10 November 1907 – Henri Farman becomes the first European to stay in the air for more than one minute

On 10th November 1907, French aviation pioneer Henri Farman, flew a distance of 1,030 metres with Voisin-made biplane. The flight lasted 1 minute and 14 seconds, thus Farman became the first European to stay in the air with heavier-than-air aircraft for more than one minute.

Henri Farman was a French-born British citizen. He was interested in technical innovations since his school years. At age of fourteen, Farman became a sport cyclist and shortly after became a champion. In the 1890s, Henri won several races, including the French Championships, made a bicycle trip from Paris to Madrid and, in 1895, set a new tandem bicycle record, together with his brother Maurice.

Then, the Farman brothers discovered their passion for motor racing and soon quit their cycling career to try their luck in car racing. They quickly became professional racers and won several domestic and international competitions. In 1902, Henri won the Paris-Vienna race in heavy category and next year was the third in Gordon Bennet Cup. Two years later, after a car accident that occurred during trials for the 1905 Gordon Bennet Cup, Henri decided to quit car racing. Shortly after, he was attracted by new passion – the aviation.

Henri Farman started his aviation career in 1907, with homemade gliders. After some successful flights, he decided to buy a powered aircraft. His choice fell on a Voisin biplane – the aeroplane, built at the beginning of 1907 by Gabriel Voisin. Initially, it was officially designated Voisin 1907 but nowadays is known by many names, such as Delagrange I, Henri Farman No. 1, Voisin-Faman I or just Voisin II.

During the autumn of 1907, Henri Farman kept practising quite extensively, with time adding some modifications to the Voisin´s construction. In October of that year, he made history of aviation with some long-distance flight, covering 185, 363, 403 and finally 771 metres.

Nowadays, it may seem ridiculous, but such those distances were considered as long distance at that time. The two first flights were awarded by Aero Club de France for exceeding 150 and 300 metres. The flight of 771 metres was the longest one made that year and won Farman the Ernest Archdeacon Cup, as well as another award from the French aero club, for exceeding 500 metres in the air.

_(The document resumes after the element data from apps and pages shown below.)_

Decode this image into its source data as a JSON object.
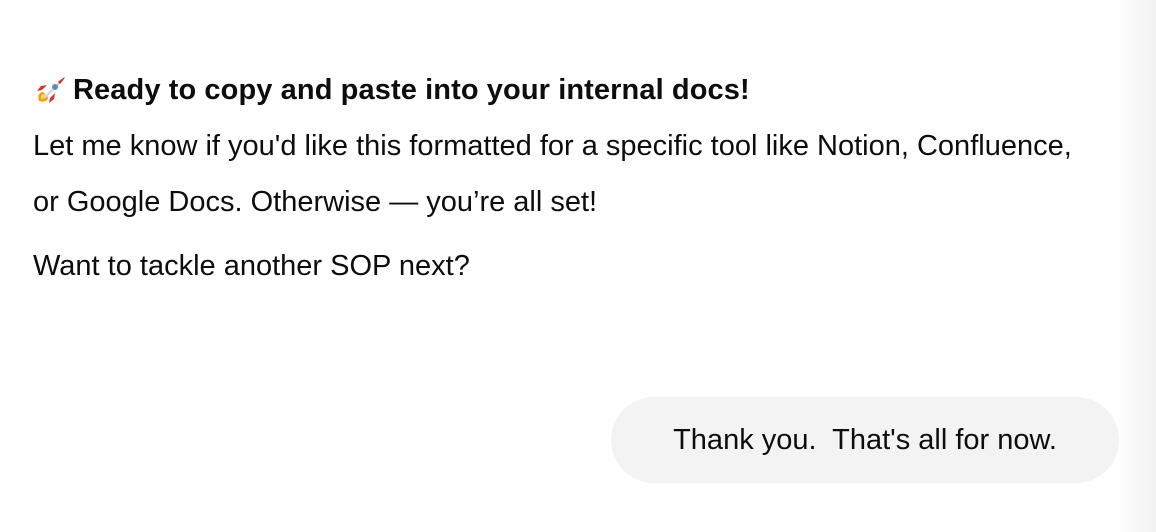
{
  "assistant": {
    "headline_icon": "rocket-icon",
    "headline": "Ready to copy and paste into your internal docs!",
    "paragraph_1": "Let me know if you'd like this formatted for a specific tool like Notion, Confluence, or Google Docs. Otherwise — you’re all set!",
    "paragraph_2": "Want to tackle another SOP next?"
  },
  "user": {
    "message": "Thank you.  That's all for now."
  }
}
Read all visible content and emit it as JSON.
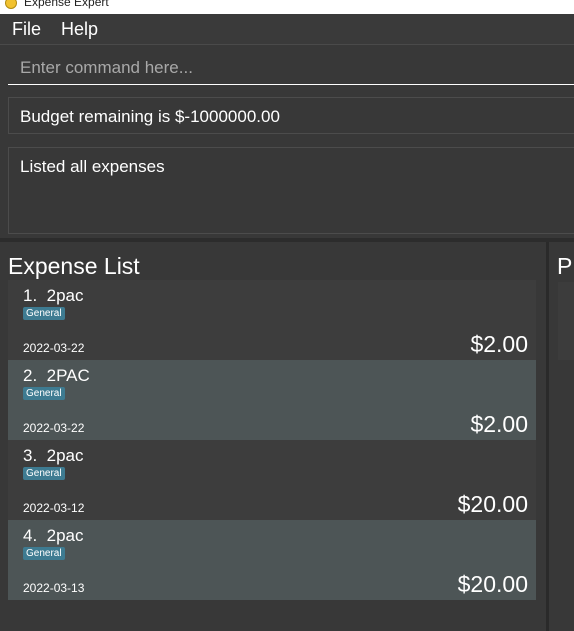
{
  "window": {
    "title": "Expense Expert"
  },
  "menu": {
    "file": "File",
    "help": "Help"
  },
  "command": {
    "placeholder": "Enter command here..."
  },
  "budget": {
    "text": "Budget remaining is $-1000000.00"
  },
  "result": {
    "text": "Listed all expenses"
  },
  "expense_list": {
    "heading": "Expense List",
    "items": [
      {
        "index": "1.",
        "name": "2pac",
        "tag": "General",
        "date": "2022-03-22",
        "amount": "$2.00"
      },
      {
        "index": "2.",
        "name": "2PAC",
        "tag": "General",
        "date": "2022-03-22",
        "amount": "$2.00"
      },
      {
        "index": "3.",
        "name": "2pac",
        "tag": "General",
        "date": "2022-03-12",
        "amount": "$20.00"
      },
      {
        "index": "4.",
        "name": "2pac",
        "tag": "General",
        "date": "2022-03-13",
        "amount": "$20.00"
      }
    ]
  },
  "right_panel": {
    "heading": "P"
  },
  "colors": {
    "tag_bg": "#3e7b91",
    "card_alt_bg": "#4d5556",
    "bg": "#383838"
  }
}
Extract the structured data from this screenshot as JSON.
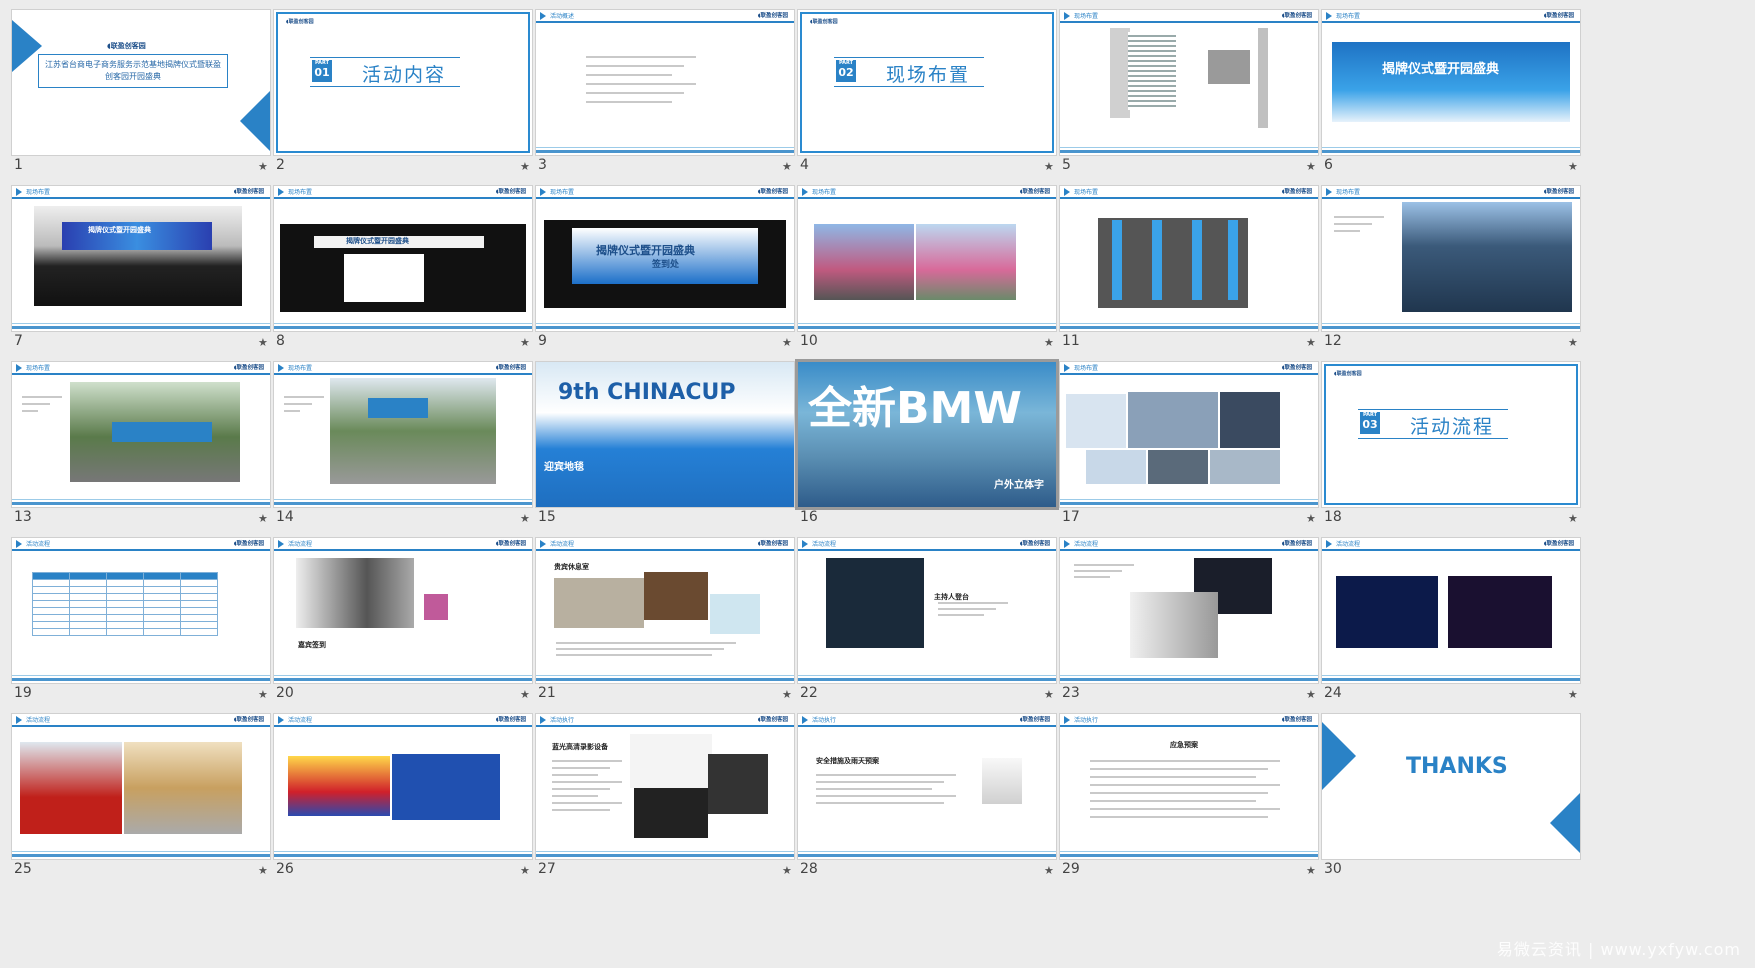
{
  "slides": [
    {
      "num": "1",
      "title": "",
      "text": "江苏省台商电子商务服务示范基地揭牌仪式暨联盈创客园开园盛典",
      "logo": "联盈创客园"
    },
    {
      "num": "2",
      "part": "01",
      "section": "活动内容",
      "logo": "联盈创客园"
    },
    {
      "num": "3",
      "title": "活动概述",
      "logo": "联盈创客园"
    },
    {
      "num": "4",
      "part": "02",
      "section": "现场布置",
      "logo": "联盈创客园"
    },
    {
      "num": "5",
      "title": "现场布置",
      "logo": "联盈创客园"
    },
    {
      "num": "6",
      "title": "现场布置",
      "logo": "联盈创客园",
      "banner": "揭牌仪式暨开园盛典"
    },
    {
      "num": "7",
      "title": "现场布置",
      "logo": "联盈创客园",
      "banner": "揭牌仪式暨开园盛典"
    },
    {
      "num": "8",
      "title": "现场布置",
      "logo": "联盈创客园",
      "banner": "揭牌仪式暨开园盛典"
    },
    {
      "num": "9",
      "title": "现场布置",
      "logo": "联盈创客园",
      "banner": "揭牌仪式暨开园盛典",
      "sub": "签到处"
    },
    {
      "num": "10",
      "title": "现场布置",
      "logo": "联盈创客园"
    },
    {
      "num": "11",
      "title": "现场布置",
      "logo": "联盈创客园"
    },
    {
      "num": "12",
      "title": "现场布置",
      "logo": "联盈创客园"
    },
    {
      "num": "13",
      "title": "现场布置",
      "logo": "联盈创客园"
    },
    {
      "num": "14",
      "title": "现场布置",
      "logo": "联盈创客园"
    },
    {
      "num": "15",
      "photo_caption": "迎宾地毯",
      "photo_big": "9th CHINACUP"
    },
    {
      "num": "16",
      "photo_caption": "户外立体字",
      "photo_big": "全新BMW"
    },
    {
      "num": "17",
      "title": "现场布置",
      "logo": "联盈创客园"
    },
    {
      "num": "18",
      "part": "03",
      "section": "活动流程",
      "logo": "联盈创客园"
    },
    {
      "num": "19",
      "title": "活动流程",
      "logo": "联盈创客园"
    },
    {
      "num": "20",
      "title": "活动流程",
      "logo": "联盈创客园",
      "caption": "嘉宾签到"
    },
    {
      "num": "21",
      "title": "活动流程",
      "logo": "联盈创客园",
      "caption": "贵宾休息室"
    },
    {
      "num": "22",
      "title": "活动流程",
      "logo": "联盈创客园",
      "caption": "主持人登台"
    },
    {
      "num": "23",
      "title": "活动流程",
      "logo": "联盈创客园"
    },
    {
      "num": "24",
      "title": "活动流程",
      "logo": "联盈创客园"
    },
    {
      "num": "25",
      "title": "活动流程",
      "logo": "联盈创客园"
    },
    {
      "num": "26",
      "title": "活动流程",
      "logo": "联盈创客园"
    },
    {
      "num": "27",
      "title": "活动执行",
      "logo": "联盈创客园",
      "caption": "蓝光高清录影设备"
    },
    {
      "num": "28",
      "title": "活动执行",
      "logo": "联盈创客园",
      "caption": "安全措施及雨天预案"
    },
    {
      "num": "29",
      "title": "活动执行",
      "logo": "联盈创客园",
      "caption": "应急预案"
    },
    {
      "num": "30",
      "thanks": "THANKS"
    }
  ],
  "star": "★",
  "watermark": "易微云资讯 | www.yxfyw.com",
  "colors": {
    "accent": "#2a82c6",
    "selected": "#9a9a9a",
    "background": "#ececec"
  }
}
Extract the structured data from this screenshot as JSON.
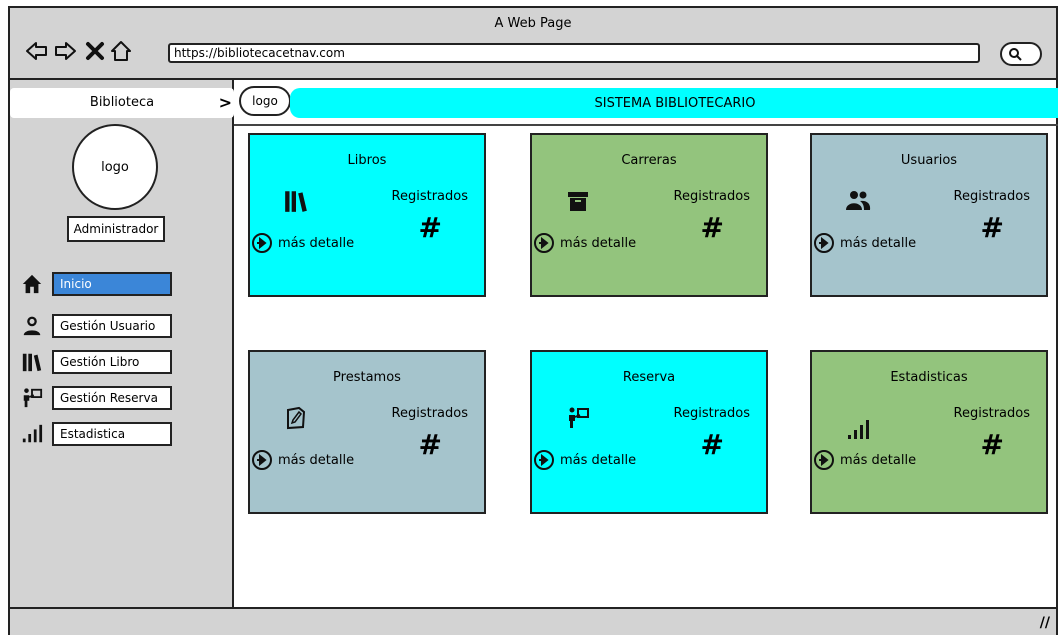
{
  "window": {
    "title": "A Web Page"
  },
  "browser": {
    "url": "https://bibliotecacetnav.com",
    "back_icon": "arrow-left-icon",
    "forward_icon": "arrow-right-icon",
    "close_icon": "close-icon",
    "home_icon": "home-icon",
    "search_icon": "search-icon"
  },
  "sidebar": {
    "header": "Biblioteca",
    "logo": "logo",
    "role": "Administrador",
    "items": [
      {
        "label": "Inicio",
        "icon": "home-icon",
        "active": true
      },
      {
        "label": "Gestión Usuario",
        "icon": "user-icon",
        "active": false
      },
      {
        "label": "Gestión Libro",
        "icon": "books-icon",
        "active": false
      },
      {
        "label": "Gestión Reserva",
        "icon": "reserve-icon",
        "active": false
      },
      {
        "label": "Estadistica",
        "icon": "signal-icon",
        "active": false
      }
    ]
  },
  "topbar": {
    "logo": "logo",
    "title": "SISTEMA BIBLIOTECARIO"
  },
  "cards": [
    {
      "title": "Libros",
      "icon": "books-icon",
      "registered_label": "Registrados",
      "count": "#",
      "more_label": "más detalle",
      "color": "#00ffff"
    },
    {
      "title": "Carreras",
      "icon": "archive-icon",
      "registered_label": "Registrados",
      "count": "#",
      "more_label": "más detalle",
      "color": "#93c47d"
    },
    {
      "title": "Usuarios",
      "icon": "users-icon",
      "registered_label": "Registrados",
      "count": "#",
      "more_label": "más detalle",
      "color": "#a5c4cc"
    },
    {
      "title": "Prestamos",
      "icon": "note-icon",
      "registered_label": "Registrados",
      "count": "#",
      "more_label": "más detalle",
      "color": "#a5c4cc"
    },
    {
      "title": "Reserva",
      "icon": "reserve-icon",
      "registered_label": "Registrados",
      "count": "#",
      "more_label": "más detalle",
      "color": "#00ffff"
    },
    {
      "title": "Estadisticas",
      "icon": "signal-icon",
      "registered_label": "Registrados",
      "count": "#",
      "more_label": "más detalle",
      "color": "#93c47d"
    }
  ]
}
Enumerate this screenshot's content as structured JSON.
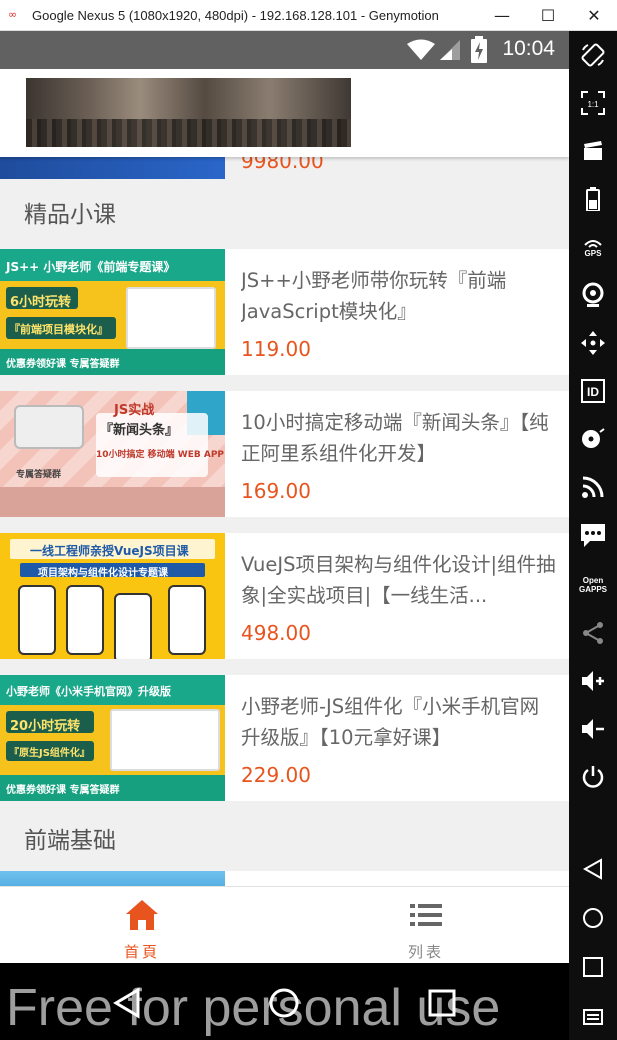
{
  "window": {
    "title": "Google Nexus 5 (1080x1920, 480dpi) - 192.168.128.101 - Genymotion",
    "app_icon": "genymotion-logo-icon",
    "minimize_glyph": "—",
    "maximize_glyph": "☐",
    "close_glyph": "✕"
  },
  "status_bar": {
    "time": "10:04",
    "icons": [
      "wifi-icon",
      "signal-icon",
      "battery-charging-icon"
    ]
  },
  "top_item": {
    "price": "9980.00"
  },
  "sections": [
    {
      "title": "精品小课"
    },
    {
      "title": "前端基础"
    }
  ],
  "courses": [
    {
      "name": "JS++小野老师带你玩转『前端JavaScript模块化』",
      "price": "119.00",
      "thumb": {
        "line1": "JS++ 小野老师《前端专题课》",
        "line2": "6小时玩转",
        "line3": "『前端项目模块化』",
        "line4": "优惠券领好课 专属答疑群"
      }
    },
    {
      "name": "10小时搞定移动端『新闻头条』【纯正阿里系组件化开发】",
      "price": "169.00",
      "thumb": {
        "line1": "JS实战",
        "line2": "『新闻头条』",
        "line3": "10小时搞定 移动端 WEB APP",
        "line4": "专属答疑群"
      }
    },
    {
      "name": "VueJS项目架构与组件化设计|组件抽象|全实战项目|【一线生活...",
      "price": "498.00",
      "thumb": {
        "line1": "一线工程师亲授VueJS项目课",
        "line2": "项目架构与组件化设计专题课"
      }
    },
    {
      "name": "小野老师-JS组件化『小米手机官网升级版』【10元拿好课】",
      "price": "229.00",
      "thumb": {
        "line1": "小野老师《小米手机官网》升级版",
        "line2": "20小时玩转",
        "line3": "『原生JS组件化』",
        "line4": "优惠券领好课 专属答疑群"
      }
    }
  ],
  "tab_bar": {
    "tabs": [
      {
        "label": "首頁",
        "icon": "home-icon",
        "active": true
      },
      {
        "label": "列表",
        "icon": "list-icon",
        "active": false
      }
    ],
    "active_color": "#e8541e",
    "inactive_color": "#888888"
  },
  "nav_bar": {
    "icons": [
      "back-icon",
      "home-circle-icon",
      "recents-icon"
    ]
  },
  "watermark": "Free for personal use",
  "genymotion_sidebar": {
    "gps_label": "GPS",
    "open_gapps_label": "Open GAPPS",
    "id_label": "ID",
    "scale_label": "1:1"
  }
}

Official acknowledgement of Henri Farman´s record flight of 26 Oct 1907 with distance of 363 metres and altitude of 4 metres (source: gallica.bnf.fr / Bibliothèque nationale de France, ark:/12148/btv1b6914877p / Public domain)

After that successful October, Henri Farman continued his winning streak next month. On 10th November 1907, he made a flight for a distance of 1,030 metres that lasted 1 minute and 14 seconds. Farman became the first European to stay in the air with heavier-than-air aircraft for longer than one minute, the third man in the world to perform that stunt (after the Wright brothers), and finally it was the first time the aeroplane made a complete circular flight.

Regrettably, that flight was not officially witnessed and could not be recognized for the Deutsch-Archdeacon Prize (also known as the Grand Prix d’Aviation). The award was set in 1904 by Ernest Archdeacon and Deutsch de la Meurthe – a prize of 50,000 francs (approximately 450,000 EUR today) was offered to the first person to fly a circular course of one kilometre in a heavier-than-air aircraft.

Undaunted, Henri Farman continued with his efforts and eventually won the aforementioned prize in 1908. On 13th January he made the circular circuit, staying in the air for 1 minute and 28 seconds.

It was just the beginning of making the aviation history by Henri Farman. In March of 1908 he broke the record from January, flying the circular circuit of 2,004 kilometres. In October of the same year, Farman performed the first cross-country flight in Europe, on the distance of twenty-seven kilometres.

Over the next years, Henri Farman set several other distance and endurance world flight records, setting the bar at 180 and 232 kilometres, respectively. At that time, his aircraft was capable to stay in the air for almost five hours.

Finally, Henri and Maurice Farman decided to establish their own flying school and then the aircraft manufacturing factory. They made several popular civil and military aircraft, including the first long-distance passenger airliner, designated Goliath.

The Farman brothers retired from aviation industry in 1937, when French authorities nationalised the domestic aviation industry. Nevertheless, in the same year, Henri Farman accepted the French citizenship.

Henri Farman died on 17th July 1958, in Paris, at the age of 84. His brother Maurice followed him on 25th February 1964, at the age of 86.

Henri and Maurice Farman in Monaco, 1912 (source: gallica.bnf.fr / Bibliothèque nationale de France, ark:/12148/btv1b53241770w / Public domain)

Cover photo: Henri Farman, 30 May 1908 (source: gallica.bnf.fr / Bibliothèque nationale de France, ark:/12148/btv1b6911064c / Public domain)